(RECORDS PROVIDED)

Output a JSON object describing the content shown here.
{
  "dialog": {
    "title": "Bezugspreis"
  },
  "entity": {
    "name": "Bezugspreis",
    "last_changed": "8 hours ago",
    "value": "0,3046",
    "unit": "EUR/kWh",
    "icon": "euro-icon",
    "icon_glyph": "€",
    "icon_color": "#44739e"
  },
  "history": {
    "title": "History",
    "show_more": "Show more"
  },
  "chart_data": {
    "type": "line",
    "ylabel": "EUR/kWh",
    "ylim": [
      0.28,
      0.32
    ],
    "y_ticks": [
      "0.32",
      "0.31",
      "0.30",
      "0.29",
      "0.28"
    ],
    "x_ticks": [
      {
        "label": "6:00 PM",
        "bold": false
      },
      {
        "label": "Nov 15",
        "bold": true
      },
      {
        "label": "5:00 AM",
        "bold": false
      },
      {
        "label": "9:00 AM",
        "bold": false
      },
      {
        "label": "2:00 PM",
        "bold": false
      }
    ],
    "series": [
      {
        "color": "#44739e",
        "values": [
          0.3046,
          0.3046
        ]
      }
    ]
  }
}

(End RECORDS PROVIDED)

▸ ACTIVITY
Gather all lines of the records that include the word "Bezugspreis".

▸ OUTPUT FOR THIS TASK
    "title": "Bezugspreis"
    "name": "Bezugspreis",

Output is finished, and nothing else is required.